Seventh-ranked Razorbacks post pair of wins at Red Raider Invitational

LUBBOCK, Texas — No. 7 Arkansas picked up a pair of first-place finishes at the Red Raider Invitational on Friday afternoon at the Sports Performance Center in Lubbock, Texas.

Carl Elliott III captured the 60-meter hurdles by .004 seconds to capture the first crown for the Hogs at the Invitational. Elliott III won the event with a time of 7.795 after finishing fourth in the prelims.

For the second consecutive meet, Laquan Nairn took home a first-place mark, this time in the long jump.

Entering the meet with the 11th-best leap in the triple jump in the NCAA, Nairn used a first-attempt mark of 7.69m/25-2.75 to pick up the win and move into ninth in the country in the long jump.

Arkansas put together a 2-3-4 finish in the 400-meters with Jalen Brown leading the pack with a time of 47.33. Lesley Mahlakoane (47.68) and Hunter Woodhall followed him for the top-four finishes.

In the 800-meter run, Kieran Taylor recorded a third-place finish, never holding a spot lower than third with two laps of second-place running, clocking in at 1:49.94.

The time moved him into eighth in the men’s indoor qualifying list.

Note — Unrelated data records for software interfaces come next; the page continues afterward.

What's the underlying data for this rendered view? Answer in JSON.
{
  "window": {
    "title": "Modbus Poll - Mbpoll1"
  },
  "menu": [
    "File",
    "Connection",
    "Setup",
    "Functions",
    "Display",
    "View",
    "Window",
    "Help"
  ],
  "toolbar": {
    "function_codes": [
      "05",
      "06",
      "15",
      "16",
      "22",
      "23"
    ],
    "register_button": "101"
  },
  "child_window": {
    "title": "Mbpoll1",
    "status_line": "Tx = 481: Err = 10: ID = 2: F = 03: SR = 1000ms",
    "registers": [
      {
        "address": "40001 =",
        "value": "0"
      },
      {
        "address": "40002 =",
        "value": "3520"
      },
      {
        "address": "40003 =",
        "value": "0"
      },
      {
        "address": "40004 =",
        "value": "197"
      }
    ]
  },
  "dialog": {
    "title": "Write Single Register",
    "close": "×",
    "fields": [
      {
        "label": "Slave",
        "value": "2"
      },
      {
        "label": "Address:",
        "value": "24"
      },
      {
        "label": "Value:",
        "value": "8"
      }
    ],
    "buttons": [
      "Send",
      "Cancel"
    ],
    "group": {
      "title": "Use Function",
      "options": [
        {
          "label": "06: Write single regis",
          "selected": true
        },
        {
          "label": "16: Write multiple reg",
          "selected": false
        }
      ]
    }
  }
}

Rashad Boyd posted a fourth-place mark in the 200-meters with a time of 21.27. Tylin Jackson and Rhayko Schwartz led the Hogs in the 200m ‘B’ event, putting together a 5-6 finish. Roman Turner turned in a seventh-place time in the 60-meter final at 6.80.

The Razorbacks will be back in action at home for the Razorback Invitational on Jan. 31-Feb. 1 at the Randal Tyson Indoor Track Center for the third meet of the season.

Information from Razorback Sports Communications is included in this story.